- Exercise prompt
Retype all of the entries exactly as they appear.

- Records shown
== == ==

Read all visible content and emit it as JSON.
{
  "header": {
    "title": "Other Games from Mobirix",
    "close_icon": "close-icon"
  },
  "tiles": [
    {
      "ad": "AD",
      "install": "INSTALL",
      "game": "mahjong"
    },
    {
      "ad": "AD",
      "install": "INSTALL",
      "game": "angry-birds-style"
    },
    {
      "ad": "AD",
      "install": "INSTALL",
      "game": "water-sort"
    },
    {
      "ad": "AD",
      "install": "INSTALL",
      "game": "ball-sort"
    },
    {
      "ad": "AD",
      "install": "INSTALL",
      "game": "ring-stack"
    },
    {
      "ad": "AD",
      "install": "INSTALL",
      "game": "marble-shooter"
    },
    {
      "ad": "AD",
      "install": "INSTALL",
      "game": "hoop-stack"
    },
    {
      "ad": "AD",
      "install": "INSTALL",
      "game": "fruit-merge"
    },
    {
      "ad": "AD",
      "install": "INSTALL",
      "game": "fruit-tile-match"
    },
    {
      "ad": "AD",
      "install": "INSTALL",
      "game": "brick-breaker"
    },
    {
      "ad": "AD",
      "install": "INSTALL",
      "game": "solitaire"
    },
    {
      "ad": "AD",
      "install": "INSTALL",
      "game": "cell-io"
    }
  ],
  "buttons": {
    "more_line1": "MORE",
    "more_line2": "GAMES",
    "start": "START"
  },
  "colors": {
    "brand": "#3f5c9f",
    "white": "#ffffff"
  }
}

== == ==

- Output for this task
Read all visible content and emit it as JSON.
{
  "header": {
    "title": "Other Games from Mobirix",
    "close_icon": "close-icon"
  },
  "tiles": [
    {
      "ad": "AD",
      "install": "INSTALL",
      "game": "mahjong"
    },
    {
      "ad": "AD",
      "install": "INSTALL",
      "game": "angry-birds-style"
    },
    {
      "ad": "AD",
      "install": "INSTALL",
      "game": "water-sort"
    },
    {
      "ad": "AD",
      "install": "INSTALL",
      "game": "ball-sort"
    },
    {
      "ad": "AD",
      "install": "INSTALL",
      "game": "ring-stack"
    },
    {
      "ad": "AD",
      "install": "INSTALL",
      "game": "marble-shooter"
    },
    {
      "ad": "AD",
      "install": "INSTALL",
      "game": "hoop-stack"
    },
    {
      "ad": "AD",
      "install": "INSTALL",
      "game": "fruit-merge"
    },
    {
      "ad": "AD",
      "install": "INSTALL",
      "game": "fruit-tile-match"
    },
    {
      "ad": "AD",
      "install": "INSTALL",
      "game": "brick-breaker"
    },
    {
      "ad": "AD",
      "install": "INSTALL",
      "game": "solitaire"
    },
    {
      "ad": "AD",
      "install": "INSTALL",
      "game": "cell-io"
    }
  ],
  "buttons": {
    "more_line1": "MORE",
    "more_line2": "GAMES",
    "start": "START"
  },
  "colors": {
    "brand": "#3f5c9f",
    "white": "#ffffff"
  }
}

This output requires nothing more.